> _Task description_:
If a line of the data below holds the word "icon", list it.

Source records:
-- Opening Marker --
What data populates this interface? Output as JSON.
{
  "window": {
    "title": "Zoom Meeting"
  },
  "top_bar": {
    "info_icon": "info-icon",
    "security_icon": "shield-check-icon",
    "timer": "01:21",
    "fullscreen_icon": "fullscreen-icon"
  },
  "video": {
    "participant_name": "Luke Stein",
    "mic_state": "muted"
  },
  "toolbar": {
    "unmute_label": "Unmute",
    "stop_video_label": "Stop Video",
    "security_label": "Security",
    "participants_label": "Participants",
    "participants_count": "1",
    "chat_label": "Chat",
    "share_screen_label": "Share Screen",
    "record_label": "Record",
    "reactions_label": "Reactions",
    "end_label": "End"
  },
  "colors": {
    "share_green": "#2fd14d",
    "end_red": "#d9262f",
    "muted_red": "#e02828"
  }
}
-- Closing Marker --
> _Task response_:
    "info_icon": "info-icon",
    "security_icon": "shield-check-icon",
    "fullscreen_icon": "fullscreen-icon"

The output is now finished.